In concentration-based meditation it is often thought that focus is the only important factor and that which you are focusing on should be the only content in your awareness, to the exclusion of anything else. This is called absorption. Though this is appropriate in some contexts , in most meditations it is important to have a balance between the two. So it is good to maintain focus on what you are doing, for example moving energy around, but it is good to keep a general awareness of thoughts and senses at the same time. The trick is to stay aware where attention (focus) is.
This has made quite a difference in my practice. For a long time I thought my meditations were ‘bad’ because I could not focus enough to get absorbed in the object of focus.
Now when I have a deep meditation, I forget that I’m meditating in a room, and all there is is the object of focus and all the sensory input of my body in awareness.

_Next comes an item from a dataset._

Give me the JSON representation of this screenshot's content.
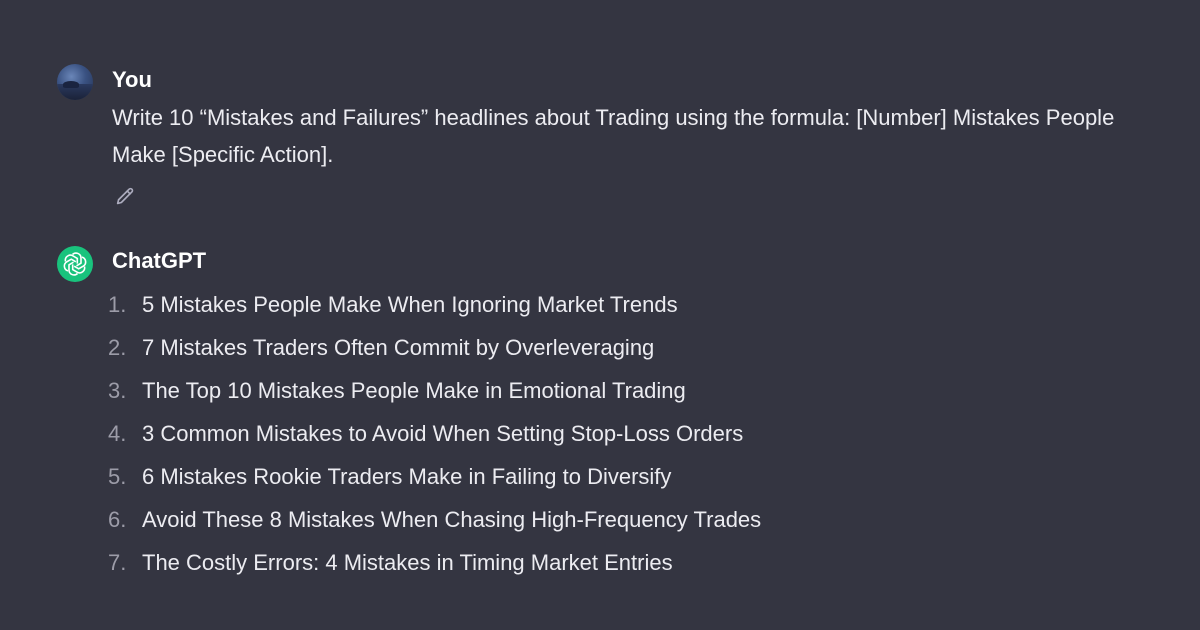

Being aware of where attention is without preference could be a good definition of the term ‘Mindfulness’.